-------- Record extracts --------

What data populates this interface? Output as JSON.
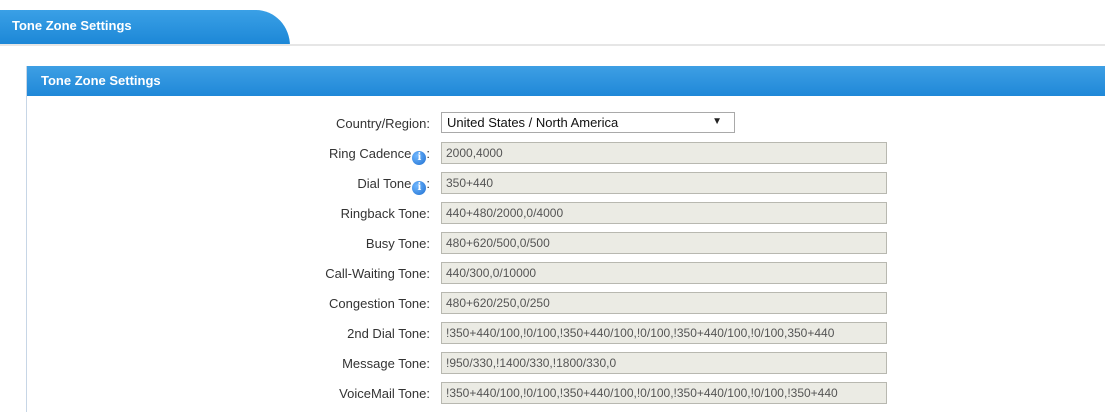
{
  "tab": {
    "label": "Tone Zone Settings"
  },
  "panel": {
    "title": "Tone Zone Settings"
  },
  "form": {
    "country": {
      "label": "Country/Region:",
      "value": "United States / North America"
    },
    "ring_cadence": {
      "label": "Ring Cadence",
      "value": "2000,4000"
    },
    "dial_tone": {
      "label": "Dial Tone",
      "value": "350+440"
    },
    "ringback_tone": {
      "label": "Ringback Tone:",
      "value": "440+480/2000,0/4000"
    },
    "busy_tone": {
      "label": "Busy Tone:",
      "value": "480+620/500,0/500"
    },
    "call_waiting_tone": {
      "label": "Call-Waiting Tone:",
      "value": "440/300,0/10000"
    },
    "congestion_tone": {
      "label": "Congestion Tone:",
      "value": "480+620/250,0/250"
    },
    "second_dial_tone": {
      "label": "2nd Dial Tone:",
      "value": "!350+440/100,!0/100,!350+440/100,!0/100,!350+440/100,!0/100,350+440"
    },
    "message_tone": {
      "label": "Message Tone:",
      "value": "!950/330,!1400/330,!1800/330,0"
    },
    "voicemail_tone": {
      "label": "VoiceMail Tone:",
      "value": "!350+440/100,!0/100,!350+440/100,!0/100,!350+440/100,!0/100,!350+440"
    }
  },
  "colors": {
    "accent": "#1f88d8",
    "readonly_bg": "#ebebe4"
  },
  "icons": {
    "info": "info-icon"
  }
}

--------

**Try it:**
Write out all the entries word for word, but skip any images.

**Response to this exercise:**
What data populates this interface? Output as JSON.
{
  "tab": {
    "label": "Tone Zone Settings"
  },
  "panel": {
    "title": "Tone Zone Settings"
  },
  "form": {
    "country": {
      "label": "Country/Region:",
      "value": "United States / North America"
    },
    "ring_cadence": {
      "label": "Ring Cadence",
      "value": "2000,4000"
    },
    "dial_tone": {
      "label": "Dial Tone",
      "value": "350+440"
    },
    "ringback_tone": {
      "label": "Ringback Tone:",
      "value": "440+480/2000,0/4000"
    },
    "busy_tone": {
      "label": "Busy Tone:",
      "value": "480+620/500,0/500"
    },
    "call_waiting_tone": {
      "label": "Call-Waiting Tone:",
      "value": "440/300,0/10000"
    },
    "congestion_tone": {
      "label": "Congestion Tone:",
      "value": "480+620/250,0/250"
    },
    "second_dial_tone": {
      "label": "2nd Dial Tone:",
      "value": "!350+440/100,!0/100,!350+440/100,!0/100,!350+440/100,!0/100,350+440"
    },
    "message_tone": {
      "label": "Message Tone:",
      "value": "!950/330,!1400/330,!1800/330,0"
    },
    "voicemail_tone": {
      "label": "VoiceMail Tone:",
      "value": "!350+440/100,!0/100,!350+440/100,!0/100,!350+440/100,!0/100,!350+440"
    }
  },
  "colors": {
    "accent": "#1f88d8",
    "readonly_bg": "#ebebe4"
  },
  "icons": {
    "info": "info-icon"
  }
}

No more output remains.